Curiosity is an inherent human nature. We want to learn about the world around us. And we have been doing so since the day we were born. When we are curious, we actively engage with the world around us and in that process learn about it. Unfortunately, our education system undermines this basic instinct of human beings. It treats students as passive learners or empty vessels. And the job of the instructors is to “fill students’ minds” with knowledge. Classrooms are treated as places to transfer information where the instructors act as the “sea of knowledge” who aim to transfer their knowledge to the students.

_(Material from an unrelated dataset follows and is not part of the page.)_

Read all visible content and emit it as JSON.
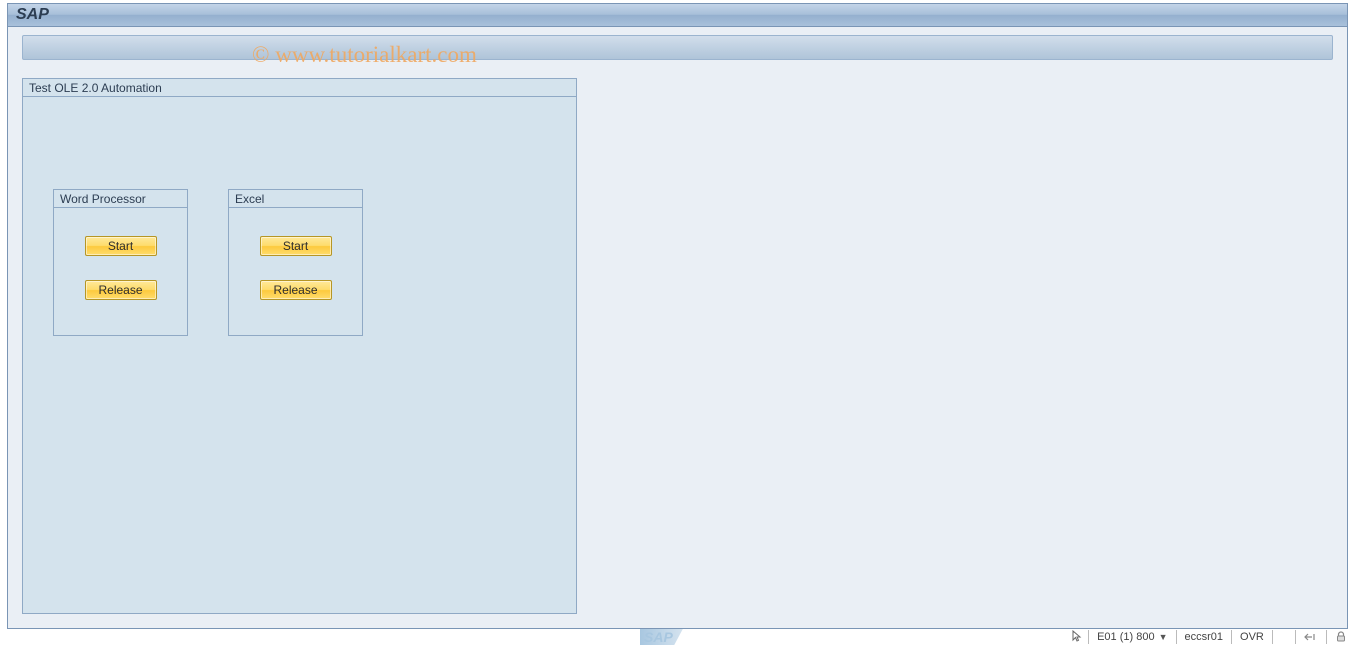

However, this system of knowledge transfer does not lead to students’ learning. Yes, the students do get some information in this process but they do not necessarily understand it. And they forget it after some time. Students are not empty vessels which can be filled with knowledge. They have a mind of their own. They think and construct knowledge out of what they hear, see and experience. And they learn in this process of knowledge construction.
If we want students to construct their own understanding, the only way to do that is to engage them in the process of learning instead of delivering content to them. And the way we can engage students in the learning process is by involving them in activities which lead to their learning. When students are engaged, they can learn the most difficult and intricate topics. This is because while they are engaged, they try to connect the new information to their long-term memory. This, in turn, leads to their understanding of the topic they are trying to learn. As the author James Paul Gee notes in his book What Video Games Have to Teach Us About Learning and Literacy, kids tend to learn even the most complicated of video games because they are deeply engaged in the process of learning it. There are multiple instructional strategies which can be used to involve students in the learning process. These include, but are not limited to, project-based learning, problem-based learning, case-based teaching, discovery learning, collaborative learning, co-operative learning and peer-teaching.
An old proverb suggests, “I hear and I forget. I see and I remember. I do and I understand.” If we want students to understand the content, we need to engage them in doing activities instead of making them hear lectures from the instructors.